    Francesca Williams

    BBC News

    A simple blood test might be able to predict a patient's likelihood of survivalafter surgery, a new study suggests.

    Levels of troponin, a protein released during a heart attack, in the blood may be able to help doctors know which patients need more intensive monitoring after their operation, experts from James Cook University Hospital in Middlesbrough said.

    Researchers, who are presenting their study to the British Cardiovascular Society conference in Manchester, measured the level of troponin in blood samples taken from 993 patients before they underwent elective or emergency surgery - none of the patients underwent cardiac surgery.

    Hospital

    A quarter of the patients who had troponin levels of 50 nanograms per litre (ng/l) or over before their surgery died within six months, the researchers found.
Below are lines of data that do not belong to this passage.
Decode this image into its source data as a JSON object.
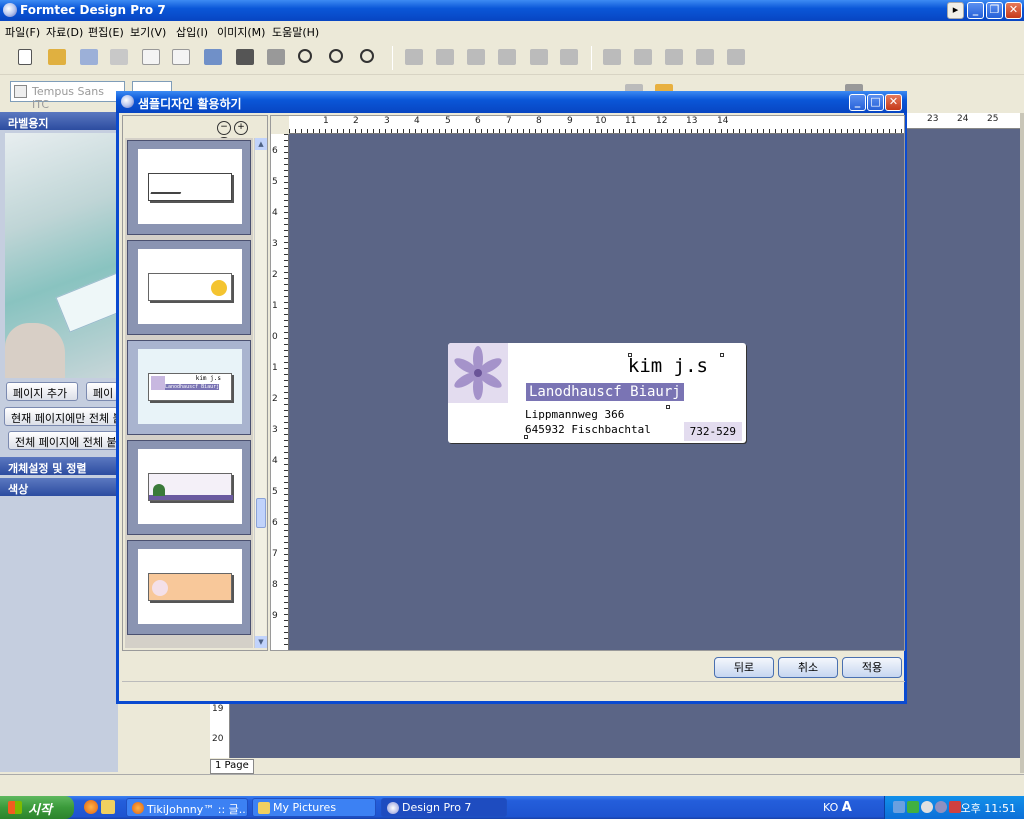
{
  "app": {
    "title": "Formtec Design Pro 7",
    "menu": [
      "파일(F)",
      "자료(D)",
      "편집(E)",
      "보기(V)",
      "삽입(I)",
      "이미지(M)",
      "도움말(H)"
    ]
  },
  "toolbar": {
    "font_name": "Tempus Sans ITC"
  },
  "left_panel": {
    "header_label": "라벨용지",
    "add_page_label": "페이지 추가",
    "page_label": "페이",
    "apply_current_label": "현재 페이지에만 전체 붙",
    "apply_all_label": "전체 페이지에 전체 붙여",
    "section_align": "개체설정 및 정렬",
    "section_color": "색상"
  },
  "main": {
    "ruler_numbers": [
      "23",
      "24",
      "25"
    ],
    "side_ruler": [
      "19",
      "20"
    ],
    "page_tab": "1 Page"
  },
  "dialog": {
    "title": "샘플디자인 활용하기",
    "ruler_top": [
      "1",
      "2",
      "3",
      "4",
      "5",
      "6",
      "7",
      "8",
      "9",
      "10",
      "11",
      "12",
      "13",
      "14"
    ],
    "ruler_left": [
      "6",
      "5",
      "4",
      "3",
      "2",
      "1",
      "0",
      "1",
      "2",
      "3",
      "4",
      "5",
      "6",
      "7",
      "8",
      "9"
    ],
    "buttons": {
      "back": "뒤로",
      "cancel": "취소",
      "apply": "적용"
    },
    "card": {
      "name": "kim j.s",
      "company": "Lanodhauscf Biaurj",
      "address_line1": "Lippmannweg 366",
      "address_line2": "645932 Fischbachtal",
      "phone": "732-529"
    },
    "thumbnails": [
      {
        "id": "thumb-1",
        "selected": false
      },
      {
        "id": "thumb-2",
        "selected": false
      },
      {
        "id": "thumb-3",
        "selected": true,
        "mini_name": "kim j.s",
        "mini_company": "Lanodhauscf Biaurj"
      },
      {
        "id": "thumb-4",
        "selected": false
      },
      {
        "id": "thumb-5",
        "selected": false
      }
    ]
  },
  "taskbar": {
    "start_label": "시작",
    "tasks": [
      "TikiJohnny™ :: 글...",
      "My Pictures",
      "Design Pro 7"
    ],
    "language": "KO",
    "clock": "오후 11:51"
  },
  "colors": {
    "xp_blue": "#0a57d8",
    "canvas": "#5b6586",
    "company_highlight": "#7a74b4",
    "flower_bg": "#e3dcef"
  }
}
This figure rose to 37% dying within a year of their operation. Meanwhile, among patients who showed pre-operative troponin level of less than 17ng/l, just 2.5% died within six months. This figure rose to 3.7% of patients with lower levels of the protein dying within 12 months of their surgery.

    Dr Matthew Jackson said the link is not yet understood.

    Professor Metin Avkiran, associate medical director at the British Heart Foundation, said: "This study suggests that an elevated troponin level in the blood before non-cardiac surgery, in the absence of a heart attack, is predictive of poor patient survival during the first 12 months after such surgery. If we can understand the underlying causes of heart injury in such patients, their treatment may be tailored to improve outcome after non-cardiac surgery."

  13. England boot camp 'replicated penalty pressure'

    BBC Sport

    England striker Jermain Defoe says the squad's visit to a Royal Marines boot camp could help the players cope with the emotion of penalty shootouts.

    The Sunderland striker, who is on the verge of joining Bournemouth, said having his team-mates watching him complete the 'sheep dip' (pictured below) was a "pressure moment".

    Defoe does sheep dip

    "It's the sort of pressure when you're in a penalty shootout and the lads are waiting for you to step up," he said.

    "Going forward it helps you, brings you closer together. You know you've got your team-mates who will help you."